What could "legitimate and democratic" content regulation look like?
It is still unclear what "legitimate and democratic" regulation of the online communication space would look like. One of the solutions that most often appears in discussions is to let an interim judge decide on the deletion or not of online content. This solution is at the heart of the French 2018 law against disinformation, aka the "fake news law". Although it adds a democratic touch to content regulation, this solution remains problematic in many ways.
First of all, this mechanism only solves the problem once the harm is already done. Post virality makes it hard, and even nearly impossible, to identify and take down problematic content quickly enough that it may contain the damage. This does not make the legal route obsolete, as it does hold the various actors (individuals as well as platforms) more accountable. However, although the process may be expedited in cases such as the suspension of a president’s account, it will inevitably come too late in the majority of cases.

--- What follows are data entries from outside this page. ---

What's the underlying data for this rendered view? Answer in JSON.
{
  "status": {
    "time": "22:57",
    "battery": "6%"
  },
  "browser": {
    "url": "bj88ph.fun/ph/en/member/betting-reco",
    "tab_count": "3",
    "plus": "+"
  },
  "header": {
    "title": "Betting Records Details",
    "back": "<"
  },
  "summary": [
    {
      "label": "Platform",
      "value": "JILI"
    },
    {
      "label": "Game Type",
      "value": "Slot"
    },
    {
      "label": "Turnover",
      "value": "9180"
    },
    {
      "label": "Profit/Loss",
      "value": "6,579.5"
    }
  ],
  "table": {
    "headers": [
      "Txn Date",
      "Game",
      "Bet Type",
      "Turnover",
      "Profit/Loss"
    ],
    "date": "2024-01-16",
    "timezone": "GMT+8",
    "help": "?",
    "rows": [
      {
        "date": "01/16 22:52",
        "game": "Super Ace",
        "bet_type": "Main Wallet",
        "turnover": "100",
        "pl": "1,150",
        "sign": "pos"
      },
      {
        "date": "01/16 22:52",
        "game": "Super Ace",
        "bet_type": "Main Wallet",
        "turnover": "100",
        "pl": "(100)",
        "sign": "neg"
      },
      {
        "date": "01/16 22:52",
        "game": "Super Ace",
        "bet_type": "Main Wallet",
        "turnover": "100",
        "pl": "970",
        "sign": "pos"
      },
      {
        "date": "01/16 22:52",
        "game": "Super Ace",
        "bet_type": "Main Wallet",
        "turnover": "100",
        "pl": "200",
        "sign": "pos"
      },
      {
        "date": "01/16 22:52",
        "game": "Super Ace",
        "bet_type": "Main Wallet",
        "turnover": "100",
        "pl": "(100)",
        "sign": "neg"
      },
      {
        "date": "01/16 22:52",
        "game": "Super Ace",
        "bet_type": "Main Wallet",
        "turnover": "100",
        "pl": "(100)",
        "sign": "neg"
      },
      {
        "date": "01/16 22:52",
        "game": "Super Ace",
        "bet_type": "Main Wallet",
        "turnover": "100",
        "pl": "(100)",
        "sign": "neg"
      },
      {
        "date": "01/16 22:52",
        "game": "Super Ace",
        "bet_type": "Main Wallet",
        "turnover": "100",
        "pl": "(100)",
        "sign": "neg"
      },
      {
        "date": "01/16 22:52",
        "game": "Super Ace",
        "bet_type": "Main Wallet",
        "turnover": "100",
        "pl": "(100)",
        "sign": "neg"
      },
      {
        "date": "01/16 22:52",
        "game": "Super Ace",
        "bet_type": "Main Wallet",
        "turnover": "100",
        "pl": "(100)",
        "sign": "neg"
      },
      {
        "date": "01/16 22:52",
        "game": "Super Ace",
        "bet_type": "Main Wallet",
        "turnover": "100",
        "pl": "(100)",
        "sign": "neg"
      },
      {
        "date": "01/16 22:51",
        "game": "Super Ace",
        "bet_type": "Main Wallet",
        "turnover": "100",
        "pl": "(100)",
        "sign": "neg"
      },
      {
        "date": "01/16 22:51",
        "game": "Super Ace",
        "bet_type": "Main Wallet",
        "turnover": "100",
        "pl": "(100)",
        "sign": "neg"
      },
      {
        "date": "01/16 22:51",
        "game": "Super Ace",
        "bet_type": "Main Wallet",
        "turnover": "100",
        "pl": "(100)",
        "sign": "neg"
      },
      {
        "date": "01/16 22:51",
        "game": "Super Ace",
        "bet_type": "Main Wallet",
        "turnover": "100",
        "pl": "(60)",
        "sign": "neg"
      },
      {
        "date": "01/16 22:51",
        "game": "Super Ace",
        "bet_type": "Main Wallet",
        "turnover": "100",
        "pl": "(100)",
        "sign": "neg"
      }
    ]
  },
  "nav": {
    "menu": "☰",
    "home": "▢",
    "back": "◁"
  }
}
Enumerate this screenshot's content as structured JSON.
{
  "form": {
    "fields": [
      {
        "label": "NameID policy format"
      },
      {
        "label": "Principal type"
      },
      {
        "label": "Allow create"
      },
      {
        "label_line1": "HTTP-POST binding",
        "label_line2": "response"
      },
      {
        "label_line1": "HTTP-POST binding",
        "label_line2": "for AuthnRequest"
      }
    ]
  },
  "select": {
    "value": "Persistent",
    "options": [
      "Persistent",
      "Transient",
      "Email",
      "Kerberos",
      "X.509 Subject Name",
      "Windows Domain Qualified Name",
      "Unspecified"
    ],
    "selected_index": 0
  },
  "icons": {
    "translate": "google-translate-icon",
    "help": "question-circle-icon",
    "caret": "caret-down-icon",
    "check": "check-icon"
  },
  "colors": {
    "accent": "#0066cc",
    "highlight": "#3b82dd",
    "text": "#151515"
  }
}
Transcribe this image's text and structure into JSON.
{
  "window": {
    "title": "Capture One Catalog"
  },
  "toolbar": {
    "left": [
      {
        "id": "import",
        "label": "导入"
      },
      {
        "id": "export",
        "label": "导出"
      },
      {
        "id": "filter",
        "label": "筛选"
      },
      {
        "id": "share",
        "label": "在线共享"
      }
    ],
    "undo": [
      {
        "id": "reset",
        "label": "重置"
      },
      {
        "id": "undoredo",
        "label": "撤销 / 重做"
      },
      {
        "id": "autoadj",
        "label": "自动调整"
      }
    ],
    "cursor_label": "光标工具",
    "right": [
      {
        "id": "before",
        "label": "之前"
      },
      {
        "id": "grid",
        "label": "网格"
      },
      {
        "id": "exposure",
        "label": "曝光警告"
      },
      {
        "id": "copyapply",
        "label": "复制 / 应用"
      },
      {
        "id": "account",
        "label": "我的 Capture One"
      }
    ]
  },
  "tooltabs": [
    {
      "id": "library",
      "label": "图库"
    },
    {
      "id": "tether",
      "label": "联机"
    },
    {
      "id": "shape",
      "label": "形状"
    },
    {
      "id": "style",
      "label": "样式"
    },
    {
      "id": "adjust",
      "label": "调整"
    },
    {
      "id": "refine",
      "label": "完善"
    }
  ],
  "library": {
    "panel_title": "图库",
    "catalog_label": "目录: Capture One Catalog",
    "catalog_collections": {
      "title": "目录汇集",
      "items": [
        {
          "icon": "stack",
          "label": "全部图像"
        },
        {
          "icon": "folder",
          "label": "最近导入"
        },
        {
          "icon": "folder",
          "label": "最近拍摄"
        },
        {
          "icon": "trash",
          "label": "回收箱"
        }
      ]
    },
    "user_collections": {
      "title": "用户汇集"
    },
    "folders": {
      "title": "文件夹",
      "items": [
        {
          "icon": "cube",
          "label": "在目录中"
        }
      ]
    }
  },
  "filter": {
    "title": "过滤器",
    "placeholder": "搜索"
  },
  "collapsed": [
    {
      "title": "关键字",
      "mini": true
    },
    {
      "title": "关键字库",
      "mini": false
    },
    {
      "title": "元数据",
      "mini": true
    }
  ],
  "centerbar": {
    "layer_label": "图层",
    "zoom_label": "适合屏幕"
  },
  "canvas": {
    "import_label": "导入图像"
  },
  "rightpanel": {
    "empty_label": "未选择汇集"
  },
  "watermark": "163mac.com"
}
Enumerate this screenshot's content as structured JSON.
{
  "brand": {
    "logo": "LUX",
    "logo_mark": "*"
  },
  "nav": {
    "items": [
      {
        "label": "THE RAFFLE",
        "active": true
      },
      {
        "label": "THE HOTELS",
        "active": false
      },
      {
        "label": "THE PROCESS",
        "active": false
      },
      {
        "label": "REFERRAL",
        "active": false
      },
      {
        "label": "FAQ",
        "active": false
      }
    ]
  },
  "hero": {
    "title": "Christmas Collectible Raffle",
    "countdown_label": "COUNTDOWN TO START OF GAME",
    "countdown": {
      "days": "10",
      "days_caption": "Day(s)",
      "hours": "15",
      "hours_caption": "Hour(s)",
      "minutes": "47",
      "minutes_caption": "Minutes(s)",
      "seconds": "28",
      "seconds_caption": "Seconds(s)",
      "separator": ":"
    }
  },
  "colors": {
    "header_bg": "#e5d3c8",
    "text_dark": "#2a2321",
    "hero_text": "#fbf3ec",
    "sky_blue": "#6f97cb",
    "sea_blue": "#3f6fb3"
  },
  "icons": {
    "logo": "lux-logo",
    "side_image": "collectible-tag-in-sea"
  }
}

Legal proceedings also primarily target individual content, whereas the amount of potentially problematic messages calls for the scope to be broadened. In order for that to happen, one needs to understand how platforms with hundreds of millions of users, like Facebook or Twitter, can even approach this problem. From a computer science perspective, the issue is to be able to create categories that are broad enough to contain as many situations as possible (hate speech, fueling violence, misleading political content), but also specific enough as to allow for exceptions to be acknowledged (for instance high schoolers humorously calling for an insurrection against their professor). These exceptions are inevitable, but they also have to be discussed. In certain cases, new criteria have to be taken into account, such as the user’s number of followers or their industry.
Are categories the solution?
If public authorities are to find efficient solutions they need to look into the categorization of content. What categories already exist? What criteria are attached to them? How are these criteria bound to evolve? What decisions are taken for each category? How is content treated when it meets several criteria? We need to have open and democratic discussions about them.